Exercise: Take each line from the entries that holds "soft" and copy it out.

Dataset records:
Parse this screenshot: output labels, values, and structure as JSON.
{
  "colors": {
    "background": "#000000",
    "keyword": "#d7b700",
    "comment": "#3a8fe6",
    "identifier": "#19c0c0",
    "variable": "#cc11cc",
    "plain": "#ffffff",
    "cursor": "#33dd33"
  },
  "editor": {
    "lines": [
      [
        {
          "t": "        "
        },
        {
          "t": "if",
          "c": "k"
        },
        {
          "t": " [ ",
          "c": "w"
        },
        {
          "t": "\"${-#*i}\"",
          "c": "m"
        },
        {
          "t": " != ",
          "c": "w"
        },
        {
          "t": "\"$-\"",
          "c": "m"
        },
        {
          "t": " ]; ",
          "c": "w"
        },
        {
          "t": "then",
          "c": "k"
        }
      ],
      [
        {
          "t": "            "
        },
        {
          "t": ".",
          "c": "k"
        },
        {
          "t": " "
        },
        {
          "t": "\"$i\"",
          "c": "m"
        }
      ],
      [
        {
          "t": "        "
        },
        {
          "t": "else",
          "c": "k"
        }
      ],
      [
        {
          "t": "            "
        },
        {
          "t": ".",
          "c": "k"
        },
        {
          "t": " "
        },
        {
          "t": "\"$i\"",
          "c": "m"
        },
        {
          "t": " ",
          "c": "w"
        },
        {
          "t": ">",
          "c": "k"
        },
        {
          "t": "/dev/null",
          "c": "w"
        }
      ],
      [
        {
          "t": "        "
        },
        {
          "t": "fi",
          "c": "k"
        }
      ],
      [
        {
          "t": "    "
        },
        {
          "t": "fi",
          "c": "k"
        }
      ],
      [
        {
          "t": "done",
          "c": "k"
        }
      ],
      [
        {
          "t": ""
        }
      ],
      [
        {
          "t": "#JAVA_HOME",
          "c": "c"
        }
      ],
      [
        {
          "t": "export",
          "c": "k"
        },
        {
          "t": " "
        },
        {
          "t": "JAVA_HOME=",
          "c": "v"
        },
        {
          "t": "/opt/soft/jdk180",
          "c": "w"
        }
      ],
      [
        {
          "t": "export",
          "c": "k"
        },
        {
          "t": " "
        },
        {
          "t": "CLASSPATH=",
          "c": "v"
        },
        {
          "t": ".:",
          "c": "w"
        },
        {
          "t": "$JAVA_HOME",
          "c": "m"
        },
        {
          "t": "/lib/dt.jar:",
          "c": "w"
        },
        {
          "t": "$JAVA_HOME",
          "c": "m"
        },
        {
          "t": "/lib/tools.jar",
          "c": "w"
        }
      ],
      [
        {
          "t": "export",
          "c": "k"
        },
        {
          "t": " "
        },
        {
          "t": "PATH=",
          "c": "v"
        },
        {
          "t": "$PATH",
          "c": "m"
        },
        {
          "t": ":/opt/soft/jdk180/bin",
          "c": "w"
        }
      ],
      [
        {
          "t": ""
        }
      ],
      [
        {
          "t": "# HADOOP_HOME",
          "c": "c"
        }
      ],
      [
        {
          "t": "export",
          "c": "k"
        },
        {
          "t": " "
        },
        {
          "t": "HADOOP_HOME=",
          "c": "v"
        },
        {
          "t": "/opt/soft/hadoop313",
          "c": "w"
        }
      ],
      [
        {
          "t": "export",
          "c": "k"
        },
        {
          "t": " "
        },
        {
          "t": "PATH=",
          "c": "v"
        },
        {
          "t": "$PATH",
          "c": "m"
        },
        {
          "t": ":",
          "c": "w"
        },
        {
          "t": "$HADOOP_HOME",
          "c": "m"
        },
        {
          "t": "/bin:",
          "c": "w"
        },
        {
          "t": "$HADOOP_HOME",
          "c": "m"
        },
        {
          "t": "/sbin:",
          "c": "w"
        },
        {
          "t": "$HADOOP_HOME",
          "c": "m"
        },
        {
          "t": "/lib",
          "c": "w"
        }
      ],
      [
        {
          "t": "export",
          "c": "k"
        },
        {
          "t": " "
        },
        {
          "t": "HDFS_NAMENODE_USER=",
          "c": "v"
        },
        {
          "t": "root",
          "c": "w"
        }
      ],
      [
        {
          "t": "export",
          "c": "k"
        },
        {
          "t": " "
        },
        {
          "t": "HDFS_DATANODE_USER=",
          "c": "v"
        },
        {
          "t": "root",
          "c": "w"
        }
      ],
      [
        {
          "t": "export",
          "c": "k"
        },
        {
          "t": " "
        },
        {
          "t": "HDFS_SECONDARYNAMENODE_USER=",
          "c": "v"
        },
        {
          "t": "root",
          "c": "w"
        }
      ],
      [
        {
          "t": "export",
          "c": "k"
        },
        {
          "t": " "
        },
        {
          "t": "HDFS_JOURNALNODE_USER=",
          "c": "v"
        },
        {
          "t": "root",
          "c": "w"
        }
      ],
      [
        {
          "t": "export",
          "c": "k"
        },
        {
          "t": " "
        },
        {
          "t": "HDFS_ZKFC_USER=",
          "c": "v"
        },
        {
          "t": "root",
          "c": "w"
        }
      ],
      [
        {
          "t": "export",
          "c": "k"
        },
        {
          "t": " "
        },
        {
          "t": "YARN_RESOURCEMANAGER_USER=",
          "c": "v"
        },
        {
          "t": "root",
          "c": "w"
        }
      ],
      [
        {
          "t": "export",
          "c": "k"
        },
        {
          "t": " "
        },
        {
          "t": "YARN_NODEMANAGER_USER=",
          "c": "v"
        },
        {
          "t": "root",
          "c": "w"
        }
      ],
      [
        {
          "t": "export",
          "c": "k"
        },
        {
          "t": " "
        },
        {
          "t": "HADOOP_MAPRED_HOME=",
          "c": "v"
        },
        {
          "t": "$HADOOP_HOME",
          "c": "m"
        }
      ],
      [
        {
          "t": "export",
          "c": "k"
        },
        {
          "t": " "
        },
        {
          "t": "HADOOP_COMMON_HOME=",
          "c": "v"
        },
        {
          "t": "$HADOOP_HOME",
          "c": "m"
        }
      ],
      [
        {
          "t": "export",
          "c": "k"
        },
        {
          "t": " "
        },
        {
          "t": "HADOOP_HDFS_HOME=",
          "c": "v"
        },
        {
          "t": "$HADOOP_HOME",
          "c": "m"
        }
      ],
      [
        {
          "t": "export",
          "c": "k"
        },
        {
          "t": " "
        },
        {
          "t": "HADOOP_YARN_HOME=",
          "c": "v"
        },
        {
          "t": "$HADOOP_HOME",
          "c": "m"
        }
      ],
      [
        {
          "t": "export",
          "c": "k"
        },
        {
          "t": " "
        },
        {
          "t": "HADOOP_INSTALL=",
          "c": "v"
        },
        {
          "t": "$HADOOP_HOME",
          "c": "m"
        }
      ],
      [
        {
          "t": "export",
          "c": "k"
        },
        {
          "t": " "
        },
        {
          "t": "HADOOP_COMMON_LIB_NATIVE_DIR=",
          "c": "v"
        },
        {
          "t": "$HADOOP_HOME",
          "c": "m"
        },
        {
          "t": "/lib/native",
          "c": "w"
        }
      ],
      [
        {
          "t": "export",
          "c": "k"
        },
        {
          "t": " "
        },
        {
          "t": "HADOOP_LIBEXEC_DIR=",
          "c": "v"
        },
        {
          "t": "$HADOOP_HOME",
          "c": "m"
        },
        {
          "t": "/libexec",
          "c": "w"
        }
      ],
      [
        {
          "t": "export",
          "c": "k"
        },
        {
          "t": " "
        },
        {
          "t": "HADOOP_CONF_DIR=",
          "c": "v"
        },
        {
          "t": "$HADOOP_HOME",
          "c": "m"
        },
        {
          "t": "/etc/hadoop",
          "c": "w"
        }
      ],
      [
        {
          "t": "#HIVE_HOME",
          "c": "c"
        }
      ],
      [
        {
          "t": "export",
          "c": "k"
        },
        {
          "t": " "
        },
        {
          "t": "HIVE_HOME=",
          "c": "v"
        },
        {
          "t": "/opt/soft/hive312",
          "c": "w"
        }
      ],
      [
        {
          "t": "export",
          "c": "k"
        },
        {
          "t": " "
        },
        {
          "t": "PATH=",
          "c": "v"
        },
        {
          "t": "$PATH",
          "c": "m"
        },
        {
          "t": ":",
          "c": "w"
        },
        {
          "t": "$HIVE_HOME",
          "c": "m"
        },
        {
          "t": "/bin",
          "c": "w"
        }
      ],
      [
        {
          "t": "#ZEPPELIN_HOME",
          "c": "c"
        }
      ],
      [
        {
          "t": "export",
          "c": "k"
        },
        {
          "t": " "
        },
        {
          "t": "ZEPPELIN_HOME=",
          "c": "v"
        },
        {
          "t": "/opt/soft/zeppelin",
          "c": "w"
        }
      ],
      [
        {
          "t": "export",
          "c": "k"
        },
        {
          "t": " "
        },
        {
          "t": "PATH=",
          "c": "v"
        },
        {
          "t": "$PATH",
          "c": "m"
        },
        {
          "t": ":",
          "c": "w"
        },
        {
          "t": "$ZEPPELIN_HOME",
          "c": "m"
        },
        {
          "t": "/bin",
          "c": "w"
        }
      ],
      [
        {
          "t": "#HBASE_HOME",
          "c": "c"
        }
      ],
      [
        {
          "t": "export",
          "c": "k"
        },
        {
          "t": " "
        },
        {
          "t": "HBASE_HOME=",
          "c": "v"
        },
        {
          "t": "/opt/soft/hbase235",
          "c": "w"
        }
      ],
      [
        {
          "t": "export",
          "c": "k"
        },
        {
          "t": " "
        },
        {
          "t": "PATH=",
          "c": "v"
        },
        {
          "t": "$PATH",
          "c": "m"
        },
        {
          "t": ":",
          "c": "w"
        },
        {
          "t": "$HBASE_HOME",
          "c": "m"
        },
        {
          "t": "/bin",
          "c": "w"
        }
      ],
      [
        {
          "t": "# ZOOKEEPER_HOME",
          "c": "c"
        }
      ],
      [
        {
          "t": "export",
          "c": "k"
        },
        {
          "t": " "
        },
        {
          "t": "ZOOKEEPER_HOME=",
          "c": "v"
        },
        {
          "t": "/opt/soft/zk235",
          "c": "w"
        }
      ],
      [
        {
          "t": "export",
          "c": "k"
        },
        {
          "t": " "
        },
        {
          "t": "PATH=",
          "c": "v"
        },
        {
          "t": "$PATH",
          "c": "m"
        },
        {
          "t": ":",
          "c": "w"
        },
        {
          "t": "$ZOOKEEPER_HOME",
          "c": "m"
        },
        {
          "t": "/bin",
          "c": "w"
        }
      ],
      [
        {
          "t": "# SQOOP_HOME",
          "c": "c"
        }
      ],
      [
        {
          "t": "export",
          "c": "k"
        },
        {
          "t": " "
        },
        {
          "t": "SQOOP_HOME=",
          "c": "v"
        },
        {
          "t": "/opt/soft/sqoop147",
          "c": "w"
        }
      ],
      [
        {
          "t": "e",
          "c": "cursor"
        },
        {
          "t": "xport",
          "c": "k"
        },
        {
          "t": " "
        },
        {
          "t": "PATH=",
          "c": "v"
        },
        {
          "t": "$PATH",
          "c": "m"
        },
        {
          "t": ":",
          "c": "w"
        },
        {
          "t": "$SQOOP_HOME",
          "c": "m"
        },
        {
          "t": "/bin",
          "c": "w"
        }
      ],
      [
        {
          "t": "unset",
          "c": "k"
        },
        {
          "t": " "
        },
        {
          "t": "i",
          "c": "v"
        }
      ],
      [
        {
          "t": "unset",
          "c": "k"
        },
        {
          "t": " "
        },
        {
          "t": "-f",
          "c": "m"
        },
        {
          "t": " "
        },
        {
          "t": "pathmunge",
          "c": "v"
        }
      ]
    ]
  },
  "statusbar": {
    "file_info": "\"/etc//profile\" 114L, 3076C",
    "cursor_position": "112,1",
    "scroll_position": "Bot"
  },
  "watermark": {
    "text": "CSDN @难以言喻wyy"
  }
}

Solution:
          "t": "/opt/soft/jdk180",
          "t": ":/opt/soft/jdk180/bin",
          "t": "/opt/soft/hadoop313",
          "t": "/opt/soft/hive312",
          "t": "/opt/soft/zeppelin",
          "t": "/opt/soft/hbase235",
          "t": "/opt/soft/zk235",
          "t": "/opt/soft/sqoop147",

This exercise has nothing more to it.